WHAT THIS TASK INVOLVES - Repeat the entries that appear below, exactly and in full.

MATERIAL SHOWN -

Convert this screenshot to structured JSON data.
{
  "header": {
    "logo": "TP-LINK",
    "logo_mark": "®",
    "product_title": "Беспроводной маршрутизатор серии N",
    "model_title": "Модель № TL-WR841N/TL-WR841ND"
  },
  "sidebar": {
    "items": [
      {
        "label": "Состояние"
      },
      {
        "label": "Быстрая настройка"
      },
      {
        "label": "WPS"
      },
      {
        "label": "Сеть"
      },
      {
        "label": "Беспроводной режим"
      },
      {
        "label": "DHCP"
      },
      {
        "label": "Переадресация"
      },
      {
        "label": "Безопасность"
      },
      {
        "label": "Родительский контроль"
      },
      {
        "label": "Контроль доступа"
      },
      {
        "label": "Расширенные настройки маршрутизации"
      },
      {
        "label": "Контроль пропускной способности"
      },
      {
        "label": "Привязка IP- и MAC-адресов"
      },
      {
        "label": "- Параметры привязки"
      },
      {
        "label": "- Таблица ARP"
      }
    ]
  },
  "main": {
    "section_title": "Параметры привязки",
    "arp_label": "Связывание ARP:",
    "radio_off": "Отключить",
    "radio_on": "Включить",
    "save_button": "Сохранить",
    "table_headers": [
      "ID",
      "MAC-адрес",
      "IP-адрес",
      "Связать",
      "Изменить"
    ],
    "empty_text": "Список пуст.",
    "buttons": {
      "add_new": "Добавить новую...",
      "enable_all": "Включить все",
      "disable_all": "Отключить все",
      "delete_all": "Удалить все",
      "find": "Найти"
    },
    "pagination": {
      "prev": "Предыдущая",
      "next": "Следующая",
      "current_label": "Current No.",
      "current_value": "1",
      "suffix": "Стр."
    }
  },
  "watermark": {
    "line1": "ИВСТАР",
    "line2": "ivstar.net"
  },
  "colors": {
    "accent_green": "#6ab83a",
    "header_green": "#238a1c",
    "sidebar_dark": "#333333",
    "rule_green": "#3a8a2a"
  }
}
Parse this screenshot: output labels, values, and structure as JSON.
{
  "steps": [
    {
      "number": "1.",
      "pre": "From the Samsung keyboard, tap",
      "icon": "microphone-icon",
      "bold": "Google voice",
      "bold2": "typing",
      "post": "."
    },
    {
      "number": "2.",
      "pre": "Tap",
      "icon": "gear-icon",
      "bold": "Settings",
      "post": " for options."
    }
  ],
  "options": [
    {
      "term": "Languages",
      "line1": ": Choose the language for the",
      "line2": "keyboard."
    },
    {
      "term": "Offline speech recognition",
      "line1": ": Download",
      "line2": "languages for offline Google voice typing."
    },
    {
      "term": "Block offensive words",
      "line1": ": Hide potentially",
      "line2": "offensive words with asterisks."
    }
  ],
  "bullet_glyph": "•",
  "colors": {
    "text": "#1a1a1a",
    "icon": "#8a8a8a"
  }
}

TASK RESULT -
Convert this screenshot to structured JSON data.
{
  "header": {
    "logo": "TP-LINK",
    "logo_mark": "®",
    "product_title": "Беспроводной маршрутизатор серии N",
    "model_title": "Модель № TL-WR841N/TL-WR841ND"
  },
  "sidebar": {
    "items": [
      {
        "label": "Состояние"
      },
      {
        "label": "Быстрая настройка"
      },
      {
        "label": "WPS"
      },
      {
        "label": "Сеть"
      },
      {
        "label": "Беспроводной режим"
      },
      {
        "label": "DHCP"
      },
      {
        "label": "Переадресация"
      },
      {
        "label": "Безопасность"
      },
      {
        "label": "Родительский контроль"
      },
      {
        "label": "Контроль доступа"
      },
      {
        "label": "Расширенные настройки маршрутизации"
      },
      {
        "label": "Контроль пропускной способности"
      },
      {
        "label": "Привязка IP- и MAC-адресов"
      },
      {
        "label": "- Параметры привязки"
      },
      {
        "label": "- Таблица ARP"
      }
    ]
  },
  "main": {
    "section_title": "Параметры привязки",
    "arp_label": "Связывание ARP:",
    "radio_off": "Отключить",
    "radio_on": "Включить",
    "save_button": "Сохранить",
    "table_headers": [
      "ID",
      "MAC-адрес",
      "IP-адрес",
      "Связать",
      "Изменить"
    ],
    "empty_text": "Список пуст.",
    "buttons": {
      "add_new": "Добавить новую...",
      "enable_all": "Включить все",
      "disable_all": "Отключить все",
      "delete_all": "Удалить все",
      "find": "Найти"
    },
    "pagination": {
      "prev": "Предыдущая",
      "next": "Следующая",
      "current_label": "Current No.",
      "current_value": "1",
      "suffix": "Стр."
    }
  },
  "watermark": {
    "line1": "ИВСТАР",
    "line2": "ivstar.net"
  },
  "colors": {
    "accent_green": "#6ab83a",
    "header_green": "#238a1c",
    "sidebar_dark": "#333333",
    "rule_green": "#3a8a2a"
  }
}
Parse this screenshot: output labels, values, and structure as JSON.
{
  "steps": [
    {
      "number": "1.",
      "pre": "From the Samsung keyboard, tap",
      "icon": "microphone-icon",
      "bold": "Google voice",
      "bold2": "typing",
      "post": "."
    },
    {
      "number": "2.",
      "pre": "Tap",
      "icon": "gear-icon",
      "bold": "Settings",
      "post": " for options."
    }
  ],
  "options": [
    {
      "term": "Languages",
      "line1": ": Choose the language for the",
      "line2": "keyboard."
    },
    {
      "term": "Offline speech recognition",
      "line1": ": Download",
      "line2": "languages for offline Google voice typing."
    },
    {
      "term": "Block offensive words",
      "line1": ": Hide potentially",
      "line2": "offensive words with asterisks."
    }
  ],
  "bullet_glyph": "•",
  "colors": {
    "text": "#1a1a1a",
    "icon": "#8a8a8a"
  }
}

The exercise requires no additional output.